Next the DSI layer – This is the key to making the whole system work and is the defining trait of this kind of multi-touch build.  I’ve covered it’s properties several times already so I’ll skip that for now.  What’s important to note here is that this layer is the load-bearing part of the tabletop itself – it’s thick.  It needs to be, so that you can get a lot of light into it from the sides which will come from…

Infrared LEDs – The lighting is now LED-based rather than laser-based.  This is safer, first off, but it is more costly.  This whole setup is more costly though so you’re either bought into that or not.  You can certainly save some cash by buying a lot of high-powered IR LEDs and wiring them all up yourself but unless you’re really good at that kind of thing (I’m passably good but I’m also really lazy) it’s probably worth it to just buy something ready made that you know will work.  A key difference is that rather than having a light plane above the table surface (where the LLP gets it’s name) the light plane technically IS the table and the IR is directly injected into it.  You can make an LED Light Plane table (LED-LP) that works much like the LLP tables but my take on those are that you get the worst of both worlds – the cost of a DSI or FTIR table (lots of LEDs), and no fiducial recognition.

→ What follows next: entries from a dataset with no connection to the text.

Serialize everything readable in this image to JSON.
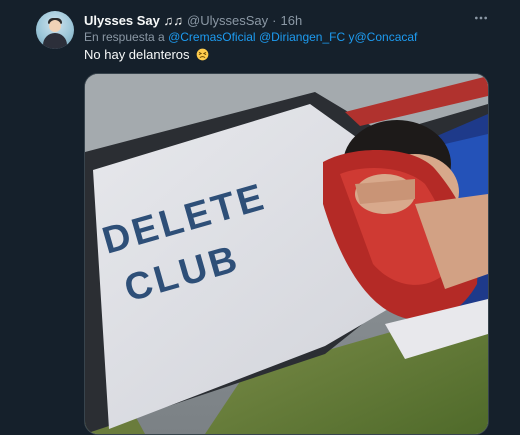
{
  "tweet": {
    "author_name": "Ulysses Say",
    "author_music": "♫♫",
    "handle": "@UlyssesSay",
    "separator": "·",
    "time": "16h",
    "reply_prefix": "En respuesta a",
    "mentions": [
      "@CremasOficial",
      "@Diriangen_FC",
      "@Concacaf"
    ],
    "mention_joiner": "y",
    "text": "No hay delanteros",
    "image_text_line1": "DELETE",
    "image_text_line2": "CLUB",
    "more_icon": "more-dots-icon"
  },
  "colors": {
    "background": "#15202b",
    "primary_text": "#f7f9f9",
    "secondary_text": "#8b98a5",
    "link": "#1d9bf0"
  }
}
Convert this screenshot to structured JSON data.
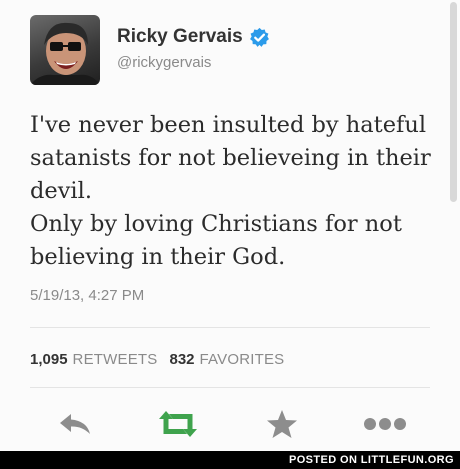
{
  "user": {
    "display_name": "Ricky Gervais",
    "handle": "@rickygervais",
    "verified_icon": "verified-badge-icon",
    "avatar_icon": "profile-photo"
  },
  "tweet": {
    "lines": [
      "I've never been insulted by hateful",
      "satanists for not believeing in their",
      "devil.",
      "Only by loving Christians for not",
      "believing in their God."
    ],
    "timestamp": "5/19/13, 4:27 PM"
  },
  "stats": {
    "retweets_count": "1,095",
    "retweets_label": "RETWEETS",
    "favorites_count": "832",
    "favorites_label": "FAVORITES"
  },
  "actions": [
    {
      "icon": "reply-icon"
    },
    {
      "icon": "retweet-icon"
    },
    {
      "icon": "favorite-star-icon"
    },
    {
      "icon": "more-dots-icon"
    }
  ],
  "colors": {
    "verified_blue": "#2b9bea",
    "retweet_green": "#3fa34d",
    "action_gray": "#8d8d8d",
    "text_dark": "#2b2b2b",
    "text_muted": "#8a8a8a"
  },
  "watermark": "POSTED ON LITTLEFUN.ORG"
}
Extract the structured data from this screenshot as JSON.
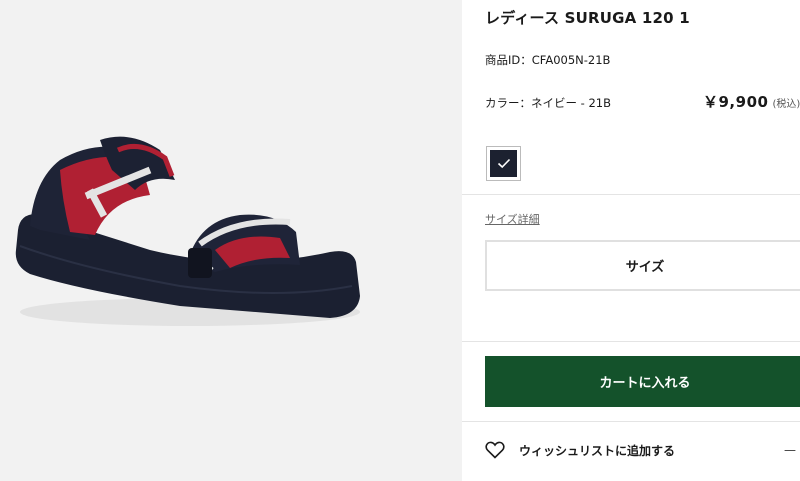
{
  "product": {
    "title": "レディース SURUGA 120 1",
    "id_text": "商品ID：CFA005N-21B",
    "color_text": "カラー：ネイビー - 21B",
    "price": "￥9,900",
    "tax_note": "(税込)"
  },
  "color_swatch": {
    "selected_color": "#1c2130",
    "icon": "check-icon"
  },
  "size_guide": {
    "label": "サイズ詳細"
  },
  "size_select": {
    "label": "サイズ"
  },
  "cart": {
    "button_label": "カートに入れる",
    "color": "#14522b"
  },
  "wishlist": {
    "label": "ウィッシュリストに追加する",
    "icon": "heart-icon",
    "trail": "—"
  }
}
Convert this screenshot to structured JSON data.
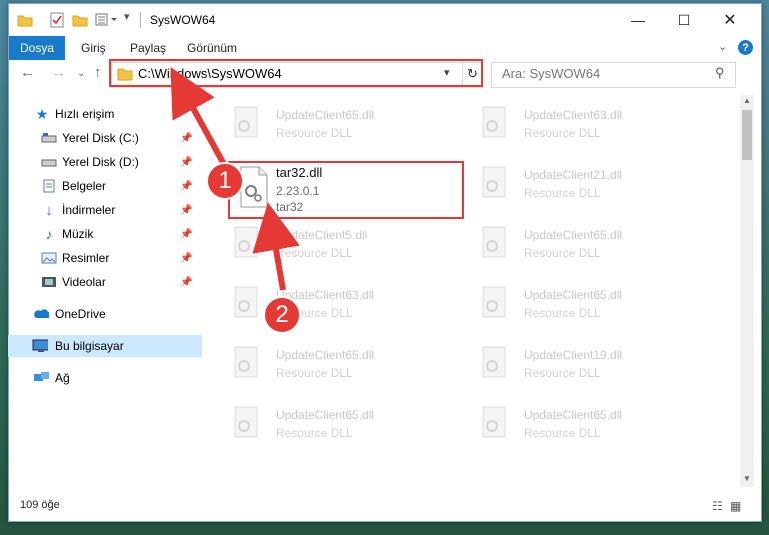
{
  "window": {
    "title": "SysWOW64"
  },
  "ribbon": {
    "tabs": [
      "Dosya",
      "Giriş",
      "Paylaş",
      "Görünüm"
    ]
  },
  "address": {
    "path": "C:\\Windows\\SysWOW64",
    "search_placeholder": "Ara: SysWOW64"
  },
  "nav": {
    "items": [
      {
        "label": "Hızlı erişim",
        "icon": "star-icon"
      },
      {
        "label": "Yerel Disk (C:)",
        "icon": "drive-icon"
      },
      {
        "label": "Yerel Disk (D:)",
        "icon": "drive-icon"
      },
      {
        "label": "Belgeler",
        "icon": "documents-icon"
      },
      {
        "label": "İndirmeler",
        "icon": "download-icon"
      },
      {
        "label": "Müzik",
        "icon": "music-icon"
      },
      {
        "label": "Resimler",
        "icon": "pictures-icon"
      },
      {
        "label": "Videolar",
        "icon": "videos-icon"
      },
      {
        "label": "OneDrive",
        "icon": "cloud-icon"
      },
      {
        "label": "Bu bilgisayar",
        "icon": "computer-icon"
      },
      {
        "label": "Ağ",
        "icon": "network-icon"
      }
    ]
  },
  "files": {
    "highlighted": {
      "name": "tar32.dll",
      "version": "2.23.0.1",
      "description": "tar32"
    },
    "left_col": [
      {
        "name": "UpdateClient65.dll",
        "type": "Resource DLL"
      },
      {
        "name": "UpdateClient5.dll",
        "type": "Resource DLL"
      },
      {
        "name": "UpdateClient63.dll",
        "type": "Resource DLL"
      },
      {
        "name": "UpdateClient65.dll",
        "type": "Resource DLL"
      },
      {
        "name": "UpdateClient65.dll",
        "type": "Resource DLL"
      }
    ],
    "right_col": [
      {
        "name": "UpdateClient63.dll",
        "type": "Resource DLL"
      },
      {
        "name": "UpdateClient21.dll",
        "type": "Resource DLL"
      },
      {
        "name": "UpdateClient65.dll",
        "type": "Resource DLL"
      },
      {
        "name": "UpdateClient65.dll",
        "type": "Resource DLL"
      },
      {
        "name": "UpdateClient19.dll",
        "type": "Resource DLL"
      },
      {
        "name": "UpdateClient65.dll",
        "type": "Resource DLL"
      }
    ]
  },
  "status": {
    "count": "109 öğe"
  },
  "annotations": {
    "badge1": "1",
    "badge2": "2"
  },
  "colors": {
    "accent": "#1979ca",
    "highlight": "#e53935"
  }
}
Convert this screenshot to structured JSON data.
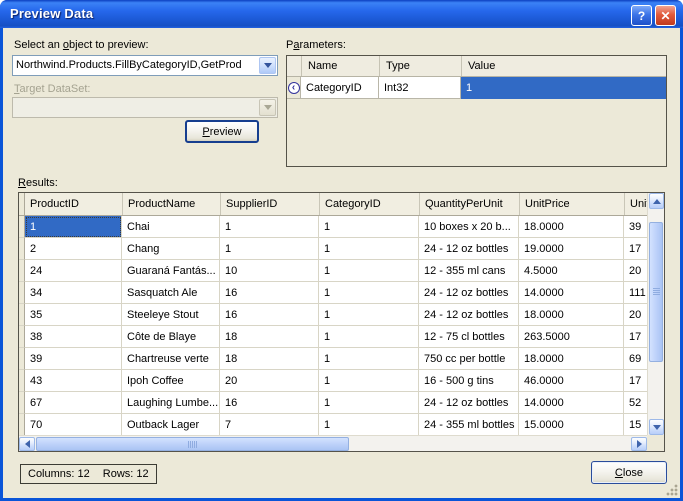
{
  "window": {
    "title": "Preview Data"
  },
  "titlebar": {
    "help_glyph": "?",
    "close_glyph": "✕"
  },
  "object_select": {
    "label": {
      "pre": "Select an ",
      "key": "o",
      "post": "bject to preview:"
    },
    "value": "Northwind.Products.FillByCategoryID,GetProd"
  },
  "target_dataset": {
    "label": {
      "pre": "",
      "key": "T",
      "post": "arget DataSet:"
    },
    "value": ""
  },
  "buttons": {
    "preview": {
      "key": "P",
      "rest": "review"
    },
    "close": {
      "key": "C",
      "rest": "lose"
    }
  },
  "parameters": {
    "label": {
      "pre": "P",
      "key": "a",
      "post": "rameters:"
    },
    "columns": [
      "Name",
      "Type",
      "Value"
    ],
    "row_indicator_glyph": "‹",
    "rows": [
      {
        "name": "CategoryID",
        "type": "Int32",
        "value": "1"
      }
    ]
  },
  "results": {
    "label": {
      "pre": "",
      "key": "R",
      "post": "esults:"
    },
    "columns": [
      "ProductID",
      "ProductName",
      "SupplierID",
      "CategoryID",
      "QuantityPerUnit",
      "UnitPrice",
      "UnitsI"
    ],
    "selected_cell": {
      "row": 0,
      "col": 0
    },
    "rows": [
      [
        "1",
        "Chai",
        "1",
        "1",
        "10 boxes x 20 b...",
        "18.0000",
        "39"
      ],
      [
        "2",
        "Chang",
        "1",
        "1",
        "24 - 12 oz bottles",
        "19.0000",
        "17"
      ],
      [
        "24",
        "Guaraná Fantás...",
        "10",
        "1",
        "12 - 355 ml cans",
        "4.5000",
        "20"
      ],
      [
        "34",
        "Sasquatch Ale",
        "16",
        "1",
        "24 - 12 oz bottles",
        "14.0000",
        "111"
      ],
      [
        "35",
        "Steeleye Stout",
        "16",
        "1",
        "24 - 12 oz bottles",
        "18.0000",
        "20"
      ],
      [
        "38",
        "Côte de Blaye",
        "18",
        "1",
        "12 - 75 cl bottles",
        "263.5000",
        "17"
      ],
      [
        "39",
        "Chartreuse verte",
        "18",
        "1",
        "750 cc per bottle",
        "18.0000",
        "69"
      ],
      [
        "43",
        "Ipoh Coffee",
        "20",
        "1",
        "16 - 500 g tins",
        "46.0000",
        "17"
      ],
      [
        "67",
        "Laughing Lumbe...",
        "16",
        "1",
        "24 - 12 oz bottles",
        "14.0000",
        "52"
      ],
      [
        "70",
        "Outback Lager",
        "7",
        "1",
        "24 - 355 ml bottles",
        "15.0000",
        "15"
      ]
    ]
  },
  "status": {
    "columns_text": "Columns: 12",
    "rows_text": "Rows: 12"
  },
  "colors": {
    "dialog_bg": "#ECE9D8",
    "titlebar_blue": "#2262E2",
    "selection_blue": "#316AC5",
    "close_button_red": "#D8492A"
  }
}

So that’s what I need to buy, well, technically I’ve already bought a good bit of it and that’s what I’ll talk about next time.  I’m going to cover the major components and the thought process that went into buying them.

Till next time…

4 Comments Post a comment
  1. Adie
    Mar 10 2010

    Just picking up from a question that was asked on another forum – and in case other people are curious to know the answer – how does the cost of your own self-built Multi-Touch Table compare with a similar retail version?

    Reply
  2. RexRemus
    Mar 11 2010

    @Adie
    It really depends, but considering most people selling these things only sell to businesses the costs are typically very high. They could easily run 2-3x my current budget ($5K) and in some cases far more than that.

    Reply
  3. Steve
    Sep 21 2012

    Your comment or belief that all acrylic that is edge lit will project the light out the face of the material is misleading. Typical colorless acrylic will actually pipe the light straight through (akin to fiber optics) and the light projected out of the face(s) is typically less than ten percent. (useable but terribly inefficient.) Endlighten is itself acrylic of course but extruded into the sheet are light defracting beads (particals)that reflect the light out the face increasing the efficiantcy ten-fold.

    Reply
    • RexRemus
      Sep 24 2012

      If I made it sound as though I was speaking about generic acrylic, I wasn’t, I intended to refer to the effect of Endlighten specifically, that it is engineered to BE edge lit. Regardless, if I misspoke, I appreciate the correction.

      Reply

Share your thoughts, post a comment.

(required)
(required)

Note: HTML is allowed. Your email address will never be published.

Subscribe to comments